Campbell writing at Edge about Maddox
Despite his original establishment of the peer-review process at Nature, Maddox always had strong reservations about its conservatism. These were perhaps best reflected in his view that the Watson and Crick paper on the structure of DNA wouldn’t pass muster under the current system. That paper was published as a result of recommendations by Lawrence Bragg, the head of Watson and Crick’s laboratory, and John Randall. (The idea of Nature publishing a paper on the recommendations of the head of the authors’ lab is nowadays, of course, sadly but appropriately laughable.)
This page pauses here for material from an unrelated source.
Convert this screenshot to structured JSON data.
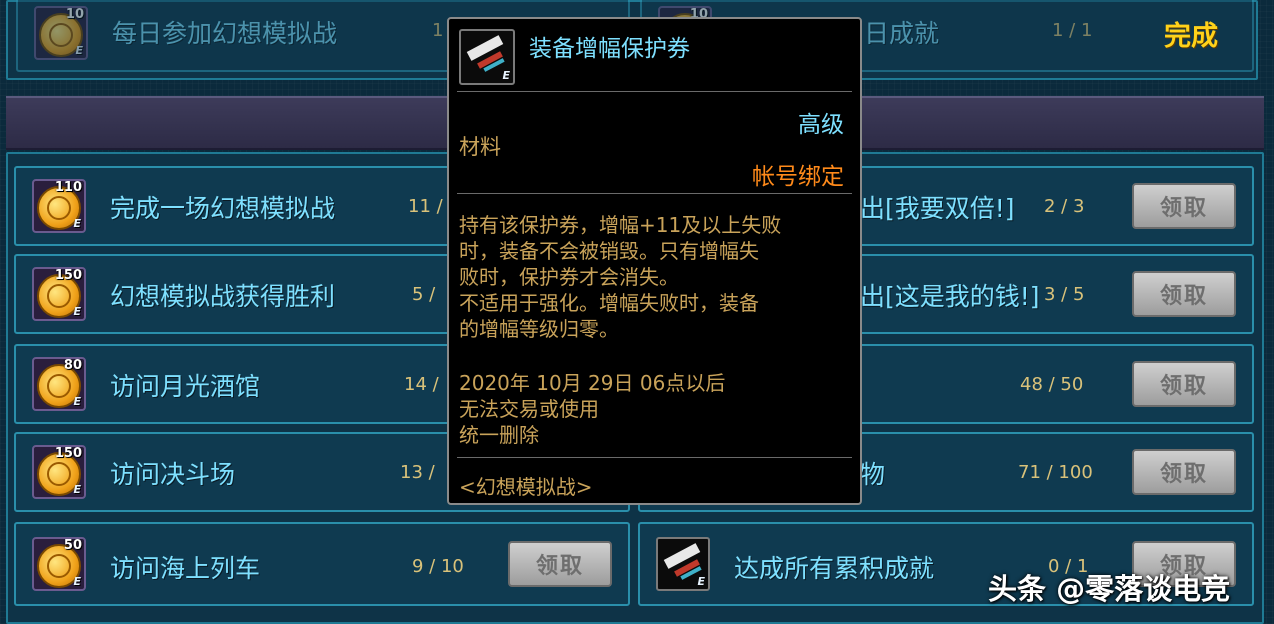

With the current science industry, these stories are already forgotten – there is no way to judge for a reviewer first-hand the impact of a result and its “worthiness” except some second hand criteria like readability, plausibility or the reporting of definitely known facts in a paper. As an editor I would ask the reviewer
- Do you know the authors? Was their past research reliable?
- Is the research question really original?
- Are the methods adequate and do the authors master them?
laughable? Nay, nay.